Mr. Clarke: It disappoints me, but I have to agree with much of what the hon. Gentleman said. Throughout the important discussion on these matters, I have distinguished between the very important issue of the proportion of the age group that goes into higher education, which is a very significant consideration and is now about 43 per cent. of the population, and the balance in that intake of people from different social classes. Those are different questions and both are very important. On the first, which he raised first, I believe that the 50 per cent. target is very important indeed. Looking at our competitor countries, we see that it is exceptionally important that people are educated to such a level. It is also important, however, carefully to consider the appropriate qualifications and degrees to be offered to the 50 per cent. who are coming through. That is what my review will do.
On the second question, the difference between the chances of access to higher education of the higher and lower social classes is a public disgrace. The previous Conservative Government, in which the hon. Member for Daventry (Mr. Boswell) was a Minister, must bear responsibility for that.
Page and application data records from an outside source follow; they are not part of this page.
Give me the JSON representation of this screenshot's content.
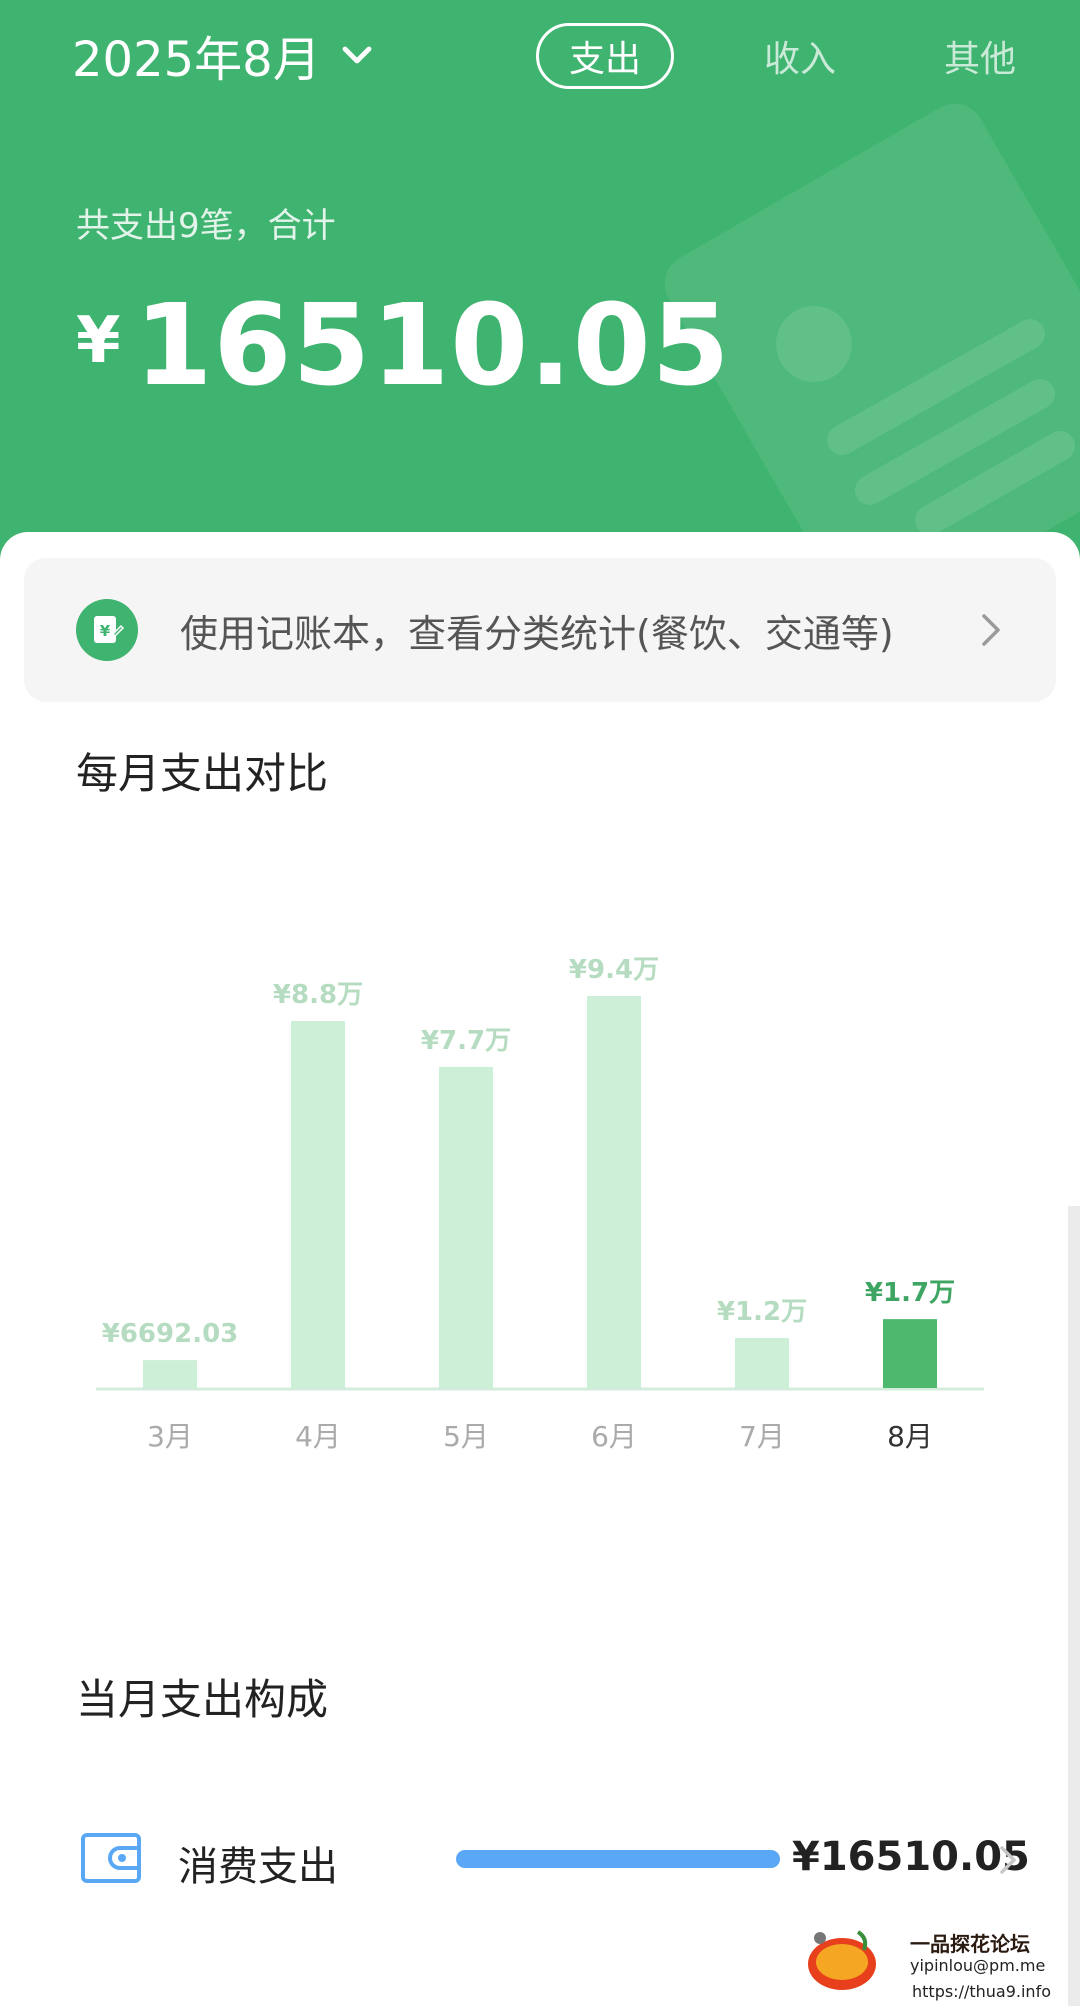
{
  "header": {
    "month_selector": "2025年8月",
    "tabs": [
      {
        "label": "支出",
        "active": true
      },
      {
        "label": "收入",
        "active": false
      },
      {
        "label": "其他",
        "active": false
      }
    ],
    "summary": "共支出9笔，合计",
    "currency_symbol": "¥",
    "total_amount": "16510.05",
    "background_color": "#3fb370"
  },
  "notice": {
    "icon": "ledger-yuan-icon",
    "text": "使用记账本，查看分类统计(餐饮、交通等)"
  },
  "monthly_chart": {
    "title": "每月支出对比"
  },
  "chart_data": {
    "type": "bar",
    "categories": [
      "3月",
      "4月",
      "5月",
      "6月",
      "7月",
      "8月"
    ],
    "values": [
      6692.03,
      88000,
      77000,
      94000,
      12000,
      16510.05
    ],
    "data_labels": [
      "¥6692.03",
      "¥8.8万",
      "¥7.7万",
      "¥9.4万",
      "¥1.2万",
      "¥1.7万"
    ],
    "highlight_index": 5,
    "colors": {
      "normal": "#cdeed7",
      "highlight": "#4db86e",
      "label_normal": "#b5dcc0",
      "label_highlight": "#3fa563"
    },
    "xlabel": "",
    "ylabel": "",
    "grid": false
  },
  "composition": {
    "title": "当月支出构成",
    "items": [
      {
        "icon": "wallet-icon",
        "name": "消费支出",
        "share": 1.0,
        "amount": "¥16510.05",
        "bar_color": "#5aa8f5"
      }
    ]
  },
  "watermark": {
    "logo": "yipinlou-logo",
    "title": "一品探花论坛",
    "email": "yipinlou@pm.me",
    "url": "https://thua9.info"
  }
}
However, I shall be frank and
Mr. Clarke: There are advantages and disadvantages to that policy, as with other policies. If my hon. Friend wants me to list the disadvantages, the first is the overall amount of money and the impact on access about which my hon. Friend the Member for Cambridge (Mrs. Campbell) asked. The second is the courses that would attract higher fees in the case of differential fees, and the implications for more expensive and cheaper courses.
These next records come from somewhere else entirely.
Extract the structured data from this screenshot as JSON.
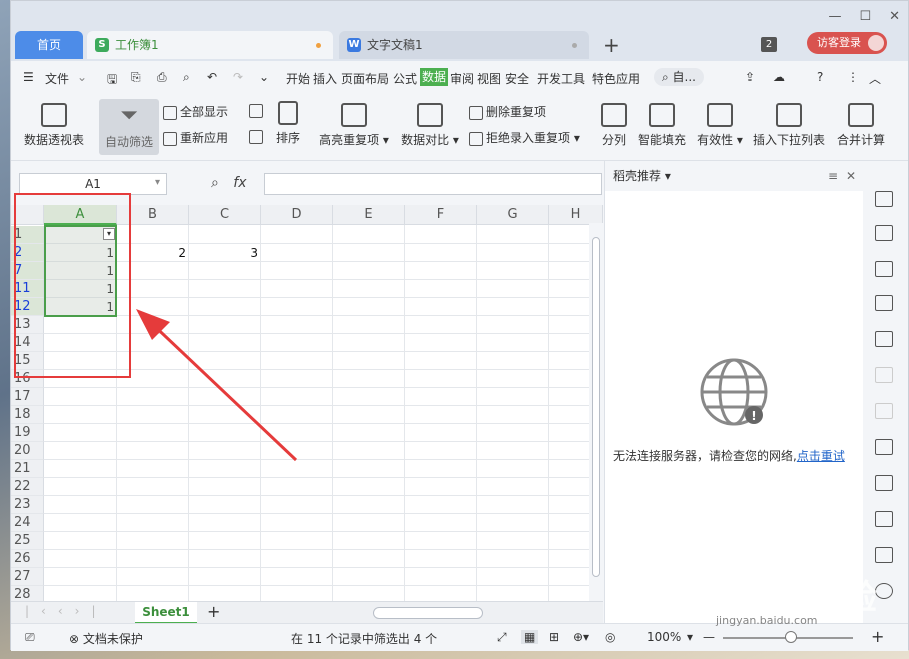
{
  "window": {
    "tabs": [
      {
        "label": "首页"
      },
      {
        "label": "工作簿1",
        "icon": "S"
      },
      {
        "label": "文字文稿1",
        "icon": "W"
      }
    ],
    "window_count": "2",
    "login_label": "访客登录"
  },
  "menu": {
    "file": "文件",
    "items": [
      "开始",
      "插入",
      "页面布局",
      "公式",
      "数据",
      "审阅",
      "视图",
      "安全",
      "开发工具",
      "特色应用"
    ],
    "active": "数据",
    "search": "自..."
  },
  "ribbon": {
    "pivot": "数据透视表",
    "autofilter": "自动筛选",
    "show_all": "全部显示",
    "reapply": "重新应用",
    "sort": "排序",
    "highlight_dup": "高亮重复项",
    "compare": "数据对比",
    "remove_dup": "删除重复项",
    "reject_dup": "拒绝录入重复项",
    "split": "分列",
    "smart_fill": "智能填充",
    "validity": "有效性",
    "dropdown": "插入下拉列表",
    "merge_calc": "合并计算"
  },
  "formula": {
    "cell_ref": "A1",
    "fx": "fx",
    "value": ""
  },
  "grid": {
    "columns": [
      "A",
      "B",
      "C",
      "D",
      "E",
      "F",
      "G",
      "H"
    ],
    "rows": [
      {
        "num": "1",
        "a": "",
        "b": "",
        "c": ""
      },
      {
        "num": "2",
        "a": "1",
        "b": "2",
        "c": "3"
      },
      {
        "num": "7",
        "a": "1",
        "b": "",
        "c": ""
      },
      {
        "num": "11",
        "a": "1",
        "b": "",
        "c": ""
      },
      {
        "num": "12",
        "a": "1",
        "b": "",
        "c": ""
      },
      {
        "num": "13",
        "a": "",
        "b": "",
        "c": ""
      },
      {
        "num": "14",
        "a": "",
        "b": "",
        "c": ""
      },
      {
        "num": "15",
        "a": "",
        "b": "",
        "c": ""
      },
      {
        "num": "16",
        "a": "",
        "b": "",
        "c": ""
      },
      {
        "num": "17",
        "a": "",
        "b": "",
        "c": ""
      },
      {
        "num": "18",
        "a": "",
        "b": "",
        "c": ""
      },
      {
        "num": "19",
        "a": "",
        "b": "",
        "c": ""
      },
      {
        "num": "20",
        "a": "",
        "b": "",
        "c": ""
      },
      {
        "num": "21",
        "a": "",
        "b": "",
        "c": ""
      },
      {
        "num": "22",
        "a": "",
        "b": "",
        "c": ""
      },
      {
        "num": "23",
        "a": "",
        "b": "",
        "c": ""
      },
      {
        "num": "24",
        "a": "",
        "b": "",
        "c": ""
      },
      {
        "num": "25",
        "a": "",
        "b": "",
        "c": ""
      },
      {
        "num": "26",
        "a": "",
        "b": "",
        "c": ""
      },
      {
        "num": "27",
        "a": "",
        "b": "",
        "c": ""
      },
      {
        "num": "28",
        "a": "",
        "b": "",
        "c": ""
      }
    ]
  },
  "sheet": {
    "name": "Sheet1"
  },
  "side_panel": {
    "title": "稻壳推荐",
    "message": "无法连接服务器，请检查您的网络,",
    "retry": "点击重试"
  },
  "status": {
    "protect": "文档未保护",
    "filter_info": "在 11 个记录中筛选出 4 个",
    "zoom": "100%"
  },
  "watermark": "Baidu经验",
  "watermark_sub": "jingyan.baidu.com"
}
However, there are also important advantages. They include universities' ability to raise more resources, of which they are desperately short, and to develop a better contractual relationship with people who are coming to them. Major questions about the quality of teaching for many university students need to be raised.
There are therefore great advantages and disadvantages. My hon. Friend the Member for Newcastle-under-Lyme (Paul Farrelly) has been an active participant in the debate, and I hope that he, like me, will examine both the pros and cons.
Adam Price (East Carmarthen and Dinefwr): Given that the Secretary of State for Wales and the Minister for Education and Lifelong Learning in the National Assembly have condemned top-up fees as socially divisive, will the right hon. Gentleman confirm that he will not introduce any changes to the system of financing higher education in Wales without the consent of the National Assembly?
Mr. Clarke: I will not confirm that because a discussion is taking place between all my colleagues, including the Secretary of State for Wales and colleagues in the National Assembly for Wales. I shall not say to any participant in the debate, whether a political party such as the hon. Gentleman's or an organisation, that there is a veto on change. I shall try to achieve consent and agreement about positive changes to the university and higher education system in both Wales and England.
Mr. Barry Sheerman (Huddersfield): Does my right hon. Friend agree that we have made substantial progress in moving towards the 50 per cent. target for participation of those under 30? There have been tremendous changes, and that is a great success. We must now switch to ensuring a much more socially diverse entry.
Does my right hon. Friend also agree that we should not lose sight of the fact that we want high quality higher education that delivers for all those who have the potential to benefit? We must not forget that that must be financed from somewhere.